For 103 years, the National Retail Federation industry trade group has hosted a national conference focused on industry trends. This year at Retail’s Big Show, Ginni Rometty, chairman, president and CEO of IBM, joined Terry Lundgren, chairman, president and CEO of Macy’s, for a discussion on retail’s “New Era of Value.”

The focus of their presentation was the role of big data analytics in retail distribution, marketing and operations. Since the advent of computerized POS register systems and UPC barcodes in the 1970s, stores have been able to collect data on shoppers and track merchandise; recent advances in cloud computing and social and mobile analytics programs have enabled retailers to use that data to their advantage.

IBM’s digital solutions allow retailers to capitalize on data in three main ways: to personalize shopping by tracking consumers on retail websites, in stores and on social media; to optimize merchandising through real-time pricing and geographic sales analysis; and to improve operations by crunching consumer demand, traffic, weather and even political data.

Big data’s impact on the retail industry is huge, says Kathy Starkoff, CEO of Orange Star consulting, former CIO of the Ohio State University and chief technology officer for L Brands from 2001-07.

“Tracking data both transactional and behavioral gives retailers really good insight into what products they should be offering, how to show their website and how to make necessary changes,” says Starkoff.

Rather than fearing e-commerce, savvy retailers like the Limited were quick to see opportunity in the Internet. “Traditional methods of store and catalogue (sales) played a role in the success of the Internet,” says Starkoff. “The Internet really opened up avenues that would not have been available to many parts of the population via a store.”

Mobile technology has opened up new avenues for retailers. Stores use apps  to send coupons to shoppers based on real-time data about their location in a store (see online article “Retail apps”). Stops by the mall Starbucks are even faster as consumers use smartphones to pay for their lattes.

Despite the tempting potential digital data presents, retailers must walk a fine line between being informed and being “creepy” when it comes to direct sales and marketing, Starkoff says. “People are beginning to become more conscious about what is known about them and sensitive to offers that are too personal.”

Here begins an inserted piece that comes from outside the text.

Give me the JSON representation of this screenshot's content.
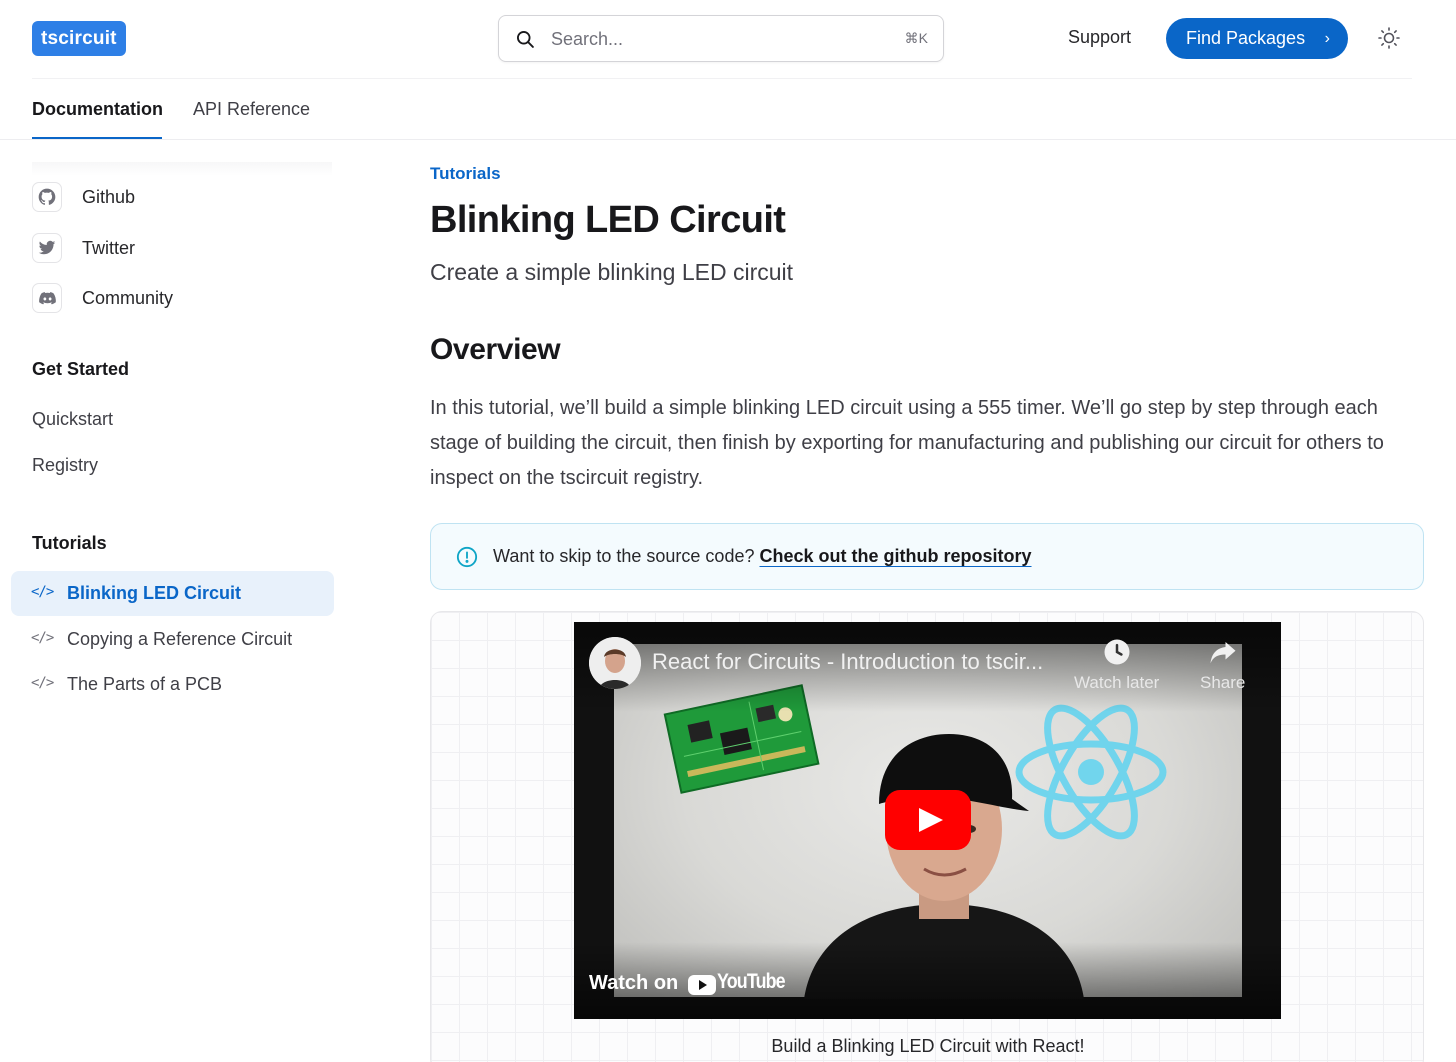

Data security is equally as vexing for retailers as consumer privacy concerns. Credit-card data theft has plagued retailers in recent years. Breaches at Target and Neiman Marcus in 2013 spurred Congress, credit card companies and national security agencies to consider new means of securing consumer transactions.

“The simple story across all retailers is it’s a little bit of a mess right now,” says Sean Adkins, managing director and leader of West Monroe Partners’ operations excellence practice in Columbus. In the quest to stay competitive, retailers can undermine their goals by jumping blindly on the latest trends.

“You can’t be in a mode where it’s strategy du jour,” says Adkins. Smart retailers will have a strong understanding of their consumers and the market as they evolve big data, e-commerce and in-store strategies, he says.

“Maybe I find ways to generate new revenue or make it more convenient for my customer, but the risk on the backside is all you’re doing is eroding your margins and putting more pressure on the business,” he says.

A read-through of the annual reports of the major retailers on the S&P 500 Consumer Discretionary Index indicates a shift to Internet sales for future growth. L Brands, Macy’s and, of course, Amazon aggressively pursue e-commerce as opposed to brick-and-mortar expansion. As the development of distribution and fulfillment centers increases, traditional shopping mall development has all but stopped. Outlet centers, like those in the pipeline in Delaware County, offer another growth outlet for retailers willing to discount their brand offerings.

“We haven’t built a new regional (enclosed) mall in the United States since 2006. Online sales have become a bigger and bigger part of their business,” says Boring. “If I was looking at real estate, I wouldn’t invest in retail; I’d be looking at distribution.”  

Kitty McConnell is assistant editor.